Dems eyeing 'inversion' tax language in CR
© Greg Nash

House Democrats are hoping an end-of-the-year spending package will include provisions discouraging companies from moving overseas to avoid taxes, House Minority Leader Nancy PelosiNancy Patricia D'Alesandro PelosiLawmakers feel pressure on guns Former Pelosi challenger: I have no 'interest in running for leadership again' Congress punts fight over Dreamers to March MORE (D-Calif.) said Wednesday.

Several House-passed appropriations bills include language to rein in the "inversion" practice, in which companies move their headquarters abroad to capitalize on lower tax rates. 

But with GOP leaders planning to move a continuing resolution (CR) package in lieu of those individual spending bills, Pelosi said Democrats will try to shift the inversion provisions onto the CR.

"This is a very big issue," she told reporters Wednesday on a conference call. "We'll see what happens with the CR, but we would hope that that would provide another opportunity for us to address it."

With dozens of companies having already shifted their operations overseas in search of lower taxes — and dozens of similar arrangements reportedly in the pipeline — both the Obama administration and congressional leaders are searching for ways to rein in the increasingly popular practice.

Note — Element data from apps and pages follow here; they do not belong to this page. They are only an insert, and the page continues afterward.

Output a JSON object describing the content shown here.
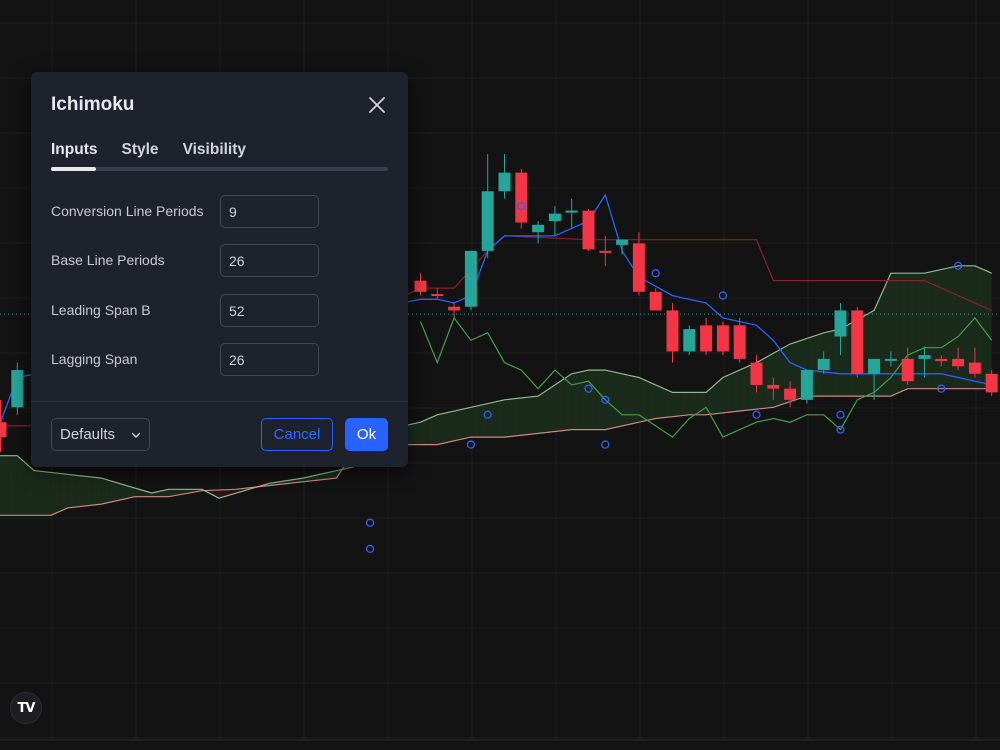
{
  "dialog": {
    "title": "Ichimoku",
    "tabs": [
      {
        "label": "Inputs"
      },
      {
        "label": "Style"
      },
      {
        "label": "Visibility"
      }
    ],
    "active_tab": "Inputs",
    "fields": [
      {
        "label": "Conversion Line Periods",
        "value": "9"
      },
      {
        "label": "Base Line Periods",
        "value": "26"
      },
      {
        "label": "Leading Span B",
        "value": "52"
      },
      {
        "label": "Lagging Span",
        "value": "26"
      }
    ],
    "defaults_label": "Defaults",
    "cancel_label": "Cancel",
    "ok_label": "Ok"
  },
  "logo": {
    "text": "TV",
    "icon": "tradingview-logo-icon"
  },
  "colors": {
    "background": "#131313",
    "grid": "#1f1f1f",
    "bull": "#26a69a",
    "bear": "#f23645",
    "conversion_line": "#2962ff",
    "base_line": "#8b1e2d",
    "lagging_span": "#43a047",
    "leading_span_a": "#a5d6a7",
    "leading_span_b": "#ef9a9a",
    "cloud_bull": "#1b2b1b",
    "cloud_bear": "#2b1515",
    "accent": "#2962ff"
  },
  "chart_data": {
    "type": "candlestick",
    "indicator": "Ichimoku",
    "candles": [
      {
        "i": 0,
        "o": 44,
        "h": 47,
        "l": 40,
        "c": 42
      },
      {
        "i": 1,
        "o": 46,
        "h": 52,
        "l": 45,
        "c": 51
      },
      {
        "i": 25,
        "o": 63,
        "h": 64,
        "l": 61,
        "c": 61.5
      },
      {
        "i": 26,
        "o": 61.2,
        "h": 62,
        "l": 60.5,
        "c": 61
      },
      {
        "i": 27,
        "o": 59.5,
        "h": 60,
        "l": 58,
        "c": 59
      },
      {
        "i": 28,
        "o": 59.5,
        "h": 67,
        "l": 59,
        "c": 67
      },
      {
        "i": 29,
        "o": 67,
        "h": 80,
        "l": 66,
        "c": 75
      },
      {
        "i": 30,
        "o": 75,
        "h": 80,
        "l": 74,
        "c": 77.5
      },
      {
        "i": 31,
        "o": 77.5,
        "h": 78,
        "l": 70,
        "c": 70.8
      },
      {
        "i": 32,
        "o": 69.5,
        "h": 71,
        "l": 68,
        "c": 70.5
      },
      {
        "i": 33,
        "o": 71,
        "h": 73,
        "l": 69,
        "c": 72
      },
      {
        "i": 34,
        "o": 72.4,
        "h": 74,
        "l": 70,
        "c": 72.4
      },
      {
        "i": 35,
        "o": 72.4,
        "h": 72.6,
        "l": 67,
        "c": 67.2
      },
      {
        "i": 36,
        "o": 67,
        "h": 69,
        "l": 65,
        "c": 66.8
      },
      {
        "i": 37,
        "o": 67.8,
        "h": 68.5,
        "l": 66.5,
        "c": 68.5
      },
      {
        "i": 38,
        "o": 68,
        "h": 69.5,
        "l": 61,
        "c": 61.5
      },
      {
        "i": 39,
        "o": 61.5,
        "h": 62,
        "l": 59,
        "c": 59
      },
      {
        "i": 40,
        "o": 59,
        "h": 60,
        "l": 52,
        "c": 53.5
      },
      {
        "i": 41,
        "o": 53.5,
        "h": 57,
        "l": 53,
        "c": 56.5
      },
      {
        "i": 42,
        "o": 57,
        "h": 58,
        "l": 53,
        "c": 53.5
      },
      {
        "i": 43,
        "o": 57,
        "h": 57.5,
        "l": 53,
        "c": 53.5
      },
      {
        "i": 44,
        "o": 57,
        "h": 58,
        "l": 52,
        "c": 52.5
      },
      {
        "i": 45,
        "o": 52,
        "h": 53,
        "l": 48,
        "c": 49
      },
      {
        "i": 46,
        "o": 49,
        "h": 50,
        "l": 47,
        "c": 48.5
      },
      {
        "i": 47,
        "o": 48.5,
        "h": 49.5,
        "l": 46,
        "c": 47
      },
      {
        "i": 48,
        "o": 47,
        "h": 51,
        "l": 46.5,
        "c": 51
      },
      {
        "i": 49,
        "o": 51,
        "h": 53.5,
        "l": 50.5,
        "c": 52.5
      },
      {
        "i": 50,
        "o": 55.5,
        "h": 60,
        "l": 53,
        "c": 59
      },
      {
        "i": 51,
        "o": 59,
        "h": 59.5,
        "l": 50,
        "c": 50.5
      },
      {
        "i": 52,
        "o": 50.5,
        "h": 52.5,
        "l": 47,
        "c": 52.5
      },
      {
        "i": 53,
        "o": 52.5,
        "h": 53.5,
        "l": 51.5,
        "c": 52.5
      },
      {
        "i": 54,
        "o": 52.5,
        "h": 54,
        "l": 49,
        "c": 49.5
      },
      {
        "i": 55,
        "o": 52.5,
        "h": 54.2,
        "l": 50,
        "c": 53
      },
      {
        "i": 56,
        "o": 52.5,
        "h": 53,
        "l": 51.5,
        "c": 52.2
      },
      {
        "i": 57,
        "o": 52.5,
        "h": 54,
        "l": 51,
        "c": 51.5
      },
      {
        "i": 58,
        "o": 52,
        "h": 54,
        "l": 50,
        "c": 50.5
      },
      {
        "i": 59,
        "o": 50.5,
        "h": 51,
        "l": 47.5,
        "c": 48
      }
    ],
    "conversion_line": [
      [
        0,
        44
      ],
      [
        1,
        50
      ],
      [
        25,
        60.5
      ],
      [
        26,
        60.5
      ],
      [
        27,
        60
      ],
      [
        28,
        61
      ],
      [
        29,
        67
      ],
      [
        30,
        69
      ],
      [
        33,
        69
      ],
      [
        35,
        71
      ],
      [
        36,
        74.5
      ],
      [
        37,
        67
      ],
      [
        38,
        63.5
      ],
      [
        40,
        61
      ],
      [
        42,
        60
      ],
      [
        43,
        58
      ],
      [
        45,
        57
      ],
      [
        46,
        55
      ],
      [
        47,
        52
      ],
      [
        48,
        51
      ],
      [
        50,
        50.5
      ],
      [
        56,
        50.5
      ],
      [
        59,
        49
      ]
    ],
    "base_line": [
      [
        0,
        43.5
      ],
      [
        8,
        43.5
      ],
      [
        9,
        45
      ],
      [
        25,
        62
      ],
      [
        27,
        62
      ],
      [
        29,
        67
      ],
      [
        30,
        69
      ],
      [
        35,
        68.5
      ],
      [
        40,
        68.5
      ],
      [
        45,
        68.5
      ],
      [
        46,
        63
      ],
      [
        49,
        63
      ],
      [
        55,
        63
      ],
      [
        59,
        59
      ]
    ],
    "lagging_span": [
      [
        25,
        57.5
      ],
      [
        26,
        52
      ],
      [
        27,
        58
      ],
      [
        28,
        55
      ],
      [
        29,
        56
      ],
      [
        30,
        52
      ],
      [
        31,
        51
      ],
      [
        32,
        48.5
      ],
      [
        33,
        51
      ],
      [
        34,
        49
      ],
      [
        35,
        49.5
      ],
      [
        36,
        47
      ],
      [
        37,
        45
      ],
      [
        38,
        45
      ],
      [
        39,
        43.5
      ],
      [
        40,
        42
      ],
      [
        41,
        44.5
      ],
      [
        42,
        46
      ],
      [
        43,
        42
      ],
      [
        44,
        43
      ],
      [
        45,
        44
      ],
      [
        46,
        44.5
      ],
      [
        47,
        44
      ],
      [
        48,
        45
      ],
      [
        49,
        45
      ],
      [
        50,
        43
      ],
      [
        51,
        47
      ],
      [
        52,
        48
      ],
      [
        53,
        50
      ],
      [
        54,
        53
      ],
      [
        55,
        54
      ],
      [
        56,
        54
      ],
      [
        57,
        55.5
      ],
      [
        58,
        58
      ],
      [
        59,
        55
      ]
    ],
    "leading_span_a": [
      [
        -1,
        39.5
      ],
      [
        1,
        39.5
      ],
      [
        2,
        37.5
      ],
      [
        6,
        36.5
      ],
      [
        9,
        34.5
      ],
      [
        10,
        35
      ],
      [
        12,
        35
      ],
      [
        13,
        33.8
      ],
      [
        16,
        35.8
      ],
      [
        18,
        36.5
      ],
      [
        21,
        38
      ],
      [
        22,
        42
      ],
      [
        23,
        43
      ],
      [
        25,
        44
      ],
      [
        26,
        45
      ],
      [
        28,
        46
      ],
      [
        30,
        47
      ],
      [
        32,
        47.5
      ],
      [
        34,
        50.5
      ],
      [
        35,
        51
      ],
      [
        36,
        51
      ],
      [
        37,
        50.5
      ],
      [
        38,
        50
      ],
      [
        40,
        48
      ],
      [
        42,
        48
      ],
      [
        43,
        50
      ],
      [
        45,
        52
      ],
      [
        47,
        54.5
      ],
      [
        49,
        56
      ],
      [
        50,
        56.5
      ],
      [
        52,
        59
      ],
      [
        53,
        64
      ],
      [
        55,
        64
      ],
      [
        57,
        65
      ],
      [
        58,
        65
      ],
      [
        59,
        64
      ]
    ],
    "leading_span_b": [
      [
        -1,
        31.5
      ],
      [
        3,
        31.5
      ],
      [
        4,
        32.5
      ],
      [
        6,
        33
      ],
      [
        8,
        34
      ],
      [
        10,
        34
      ],
      [
        12,
        34.8
      ],
      [
        14,
        35
      ],
      [
        16,
        35.5
      ],
      [
        18,
        36
      ],
      [
        20,
        36.5
      ],
      [
        21,
        40
      ],
      [
        22,
        41
      ],
      [
        26,
        41
      ],
      [
        28,
        42
      ],
      [
        30,
        42
      ],
      [
        34,
        43
      ],
      [
        36,
        43
      ],
      [
        39,
        44.5
      ],
      [
        41,
        45
      ],
      [
        42,
        45
      ],
      [
        44,
        45.5
      ],
      [
        46,
        46
      ],
      [
        48,
        47.5
      ],
      [
        50,
        47.5
      ],
      [
        53,
        47.5
      ],
      [
        54,
        48.5
      ],
      [
        56,
        48.5
      ],
      [
        59,
        48.5
      ]
    ],
    "current_price": 58.5
  }
}
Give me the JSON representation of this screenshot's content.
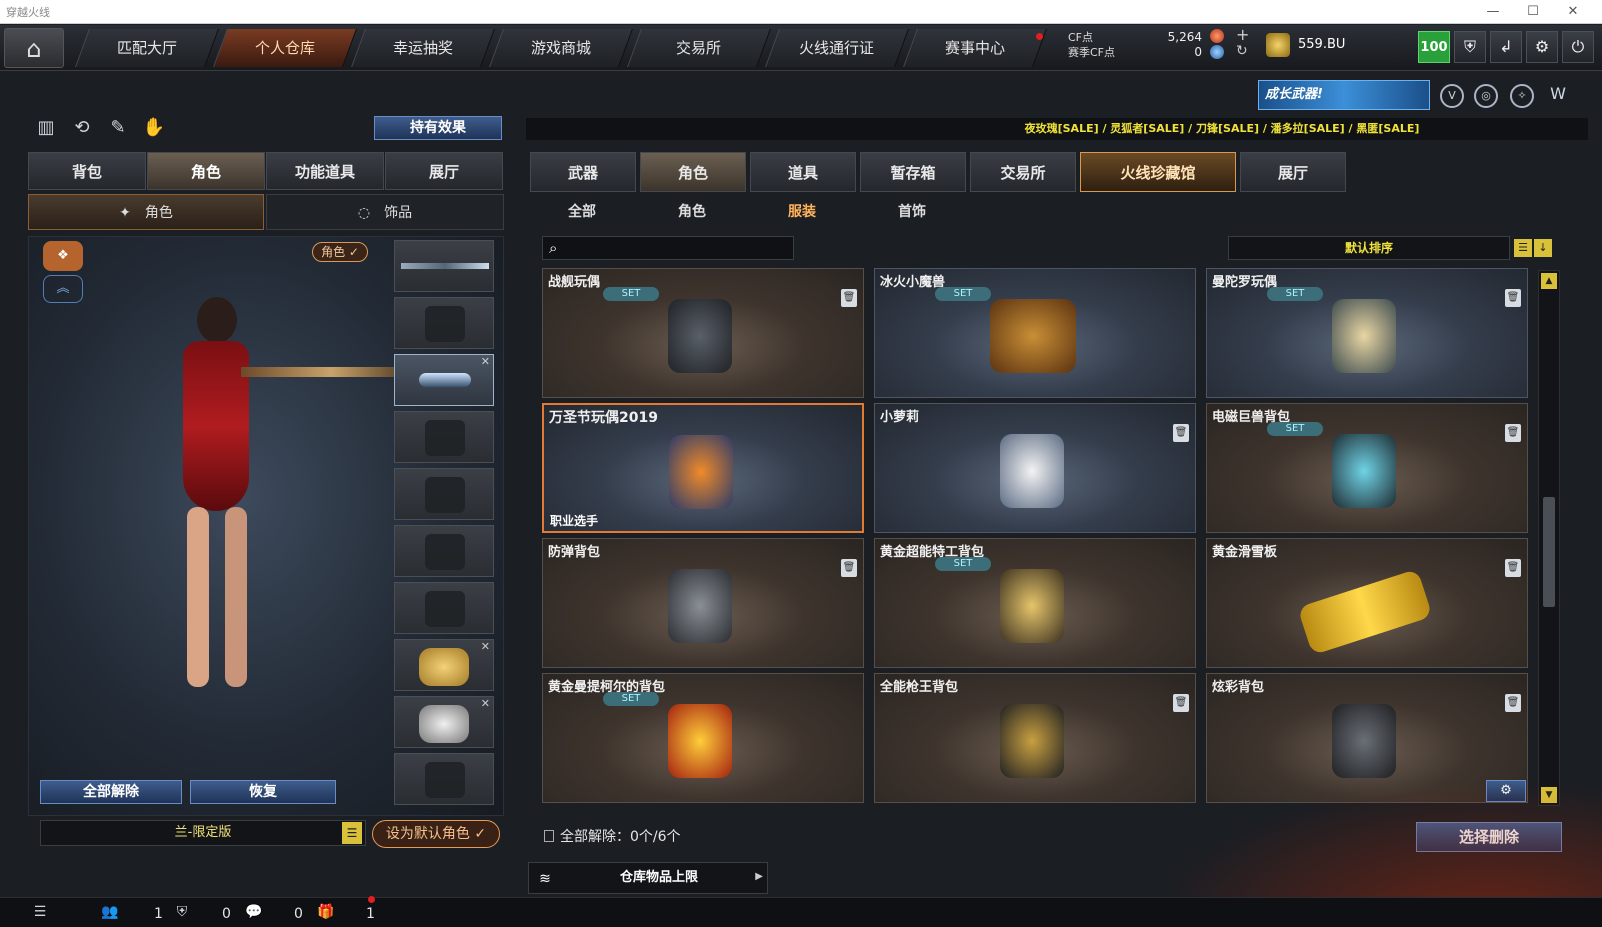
{
  "window": {
    "title": "穿越火线",
    "controls": [
      "—",
      "☐",
      "✕"
    ]
  },
  "nav": {
    "items": [
      "匹配大厅",
      "个人仓库",
      "幸运抽奖",
      "游戏商城",
      "交易所",
      "火线通行证",
      "赛事中心"
    ],
    "active_index": 1
  },
  "currency": {
    "cf_label": "CF点",
    "cf_value": "5,264",
    "match_cf_label": "赛季CF点",
    "match_cf_value": "0",
    "bu_value": "559.BU",
    "level": "100",
    "plus": "+",
    "refresh": "↻"
  },
  "banner": {
    "text": "成长武器!"
  },
  "left": {
    "hold_effect_label": "持有效果",
    "tabs": [
      "背包",
      "角色",
      "功能道具",
      "展厅"
    ],
    "active_tab": 1,
    "subtabs": [
      "角色",
      "饰品"
    ],
    "char_badge": "角色 ✓",
    "btn_release_all": "全部解除",
    "btn_restore": "恢复",
    "char_name": "兰-限定版",
    "default_btn": "设为默认角色 ✓"
  },
  "right": {
    "sale_text": "夜玫瑰[SALE] / 灵狐者[SALE] / 刀锋[SALE] / 潘多拉[SALE] / 黑匿[SALE]",
    "tabs": [
      "武器",
      "角色",
      "道具",
      "暂存箱",
      "交易所",
      "火线珍藏馆",
      "展厅"
    ],
    "subtabs": [
      "全部",
      "角色",
      "服装",
      "首饰"
    ],
    "active_subtab": 2,
    "sort_label": "默认排序",
    "items": [
      {
        "name": "战舰玩偶",
        "set": "SET",
        "trash": true,
        "tag": ""
      },
      {
        "name": "冰火小魔兽",
        "set": "SET",
        "trash": false,
        "tag": ""
      },
      {
        "name": "曼陀罗玩偶",
        "set": "SET",
        "trash": true,
        "tag": ""
      },
      {
        "name": "万圣节玩偶2019",
        "set": "",
        "trash": false,
        "tag": "职业选手"
      },
      {
        "name": "小萝莉",
        "set": "",
        "trash": true,
        "tag": ""
      },
      {
        "name": "电磁巨兽背包",
        "set": "SET",
        "trash": true,
        "tag": ""
      },
      {
        "name": "防弹背包",
        "set": "",
        "trash": true,
        "tag": ""
      },
      {
        "name": "黄金超能特工背包",
        "set": "SET",
        "trash": false,
        "tag": ""
      },
      {
        "name": "黄金滑雪板",
        "set": "",
        "trash": true,
        "tag": ""
      },
      {
        "name": "黄金曼提柯尔的背包",
        "set": "SET",
        "trash": false,
        "tag": ""
      },
      {
        "name": "全能枪王背包",
        "set": "",
        "trash": true,
        "tag": ""
      },
      {
        "name": "炫彩背包",
        "set": "",
        "trash": true,
        "tag": ""
      }
    ],
    "release_info": "全部解除：0个/6个",
    "select_delete": "选择删除",
    "storage_limit": "仓库物品上限"
  },
  "statusbar": {
    "counts": [
      "1",
      "0",
      "0",
      "1"
    ]
  }
}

On the stump last month, Obama blasted the companies taking advantage of the loophole as "corporate deserters," and the Treasury Department is considering steps to discourage the trend.

"I don’t care if it’s legal — it’s wrong," Obama said.

With the support of dozens of Republicans, House Democrats have successfully attached amendments to several appropriations bills that attempt to address the issue. One such provision, for instance, would bar companies that move operations to Bermuda or the Cayman Islands from getting federal contracts.

Pelosi on Wednesday said the process remains fluid, but she's hoping the Treasury Department's moves will guide what Congress does next.

"Hopefully, we'll see something come from the White House to work with them to send a clear message that fair is fair and we want everyone to pay their fair share of taxes," she said.

"There's a sense of economic patriotism that we'd like to see prevail."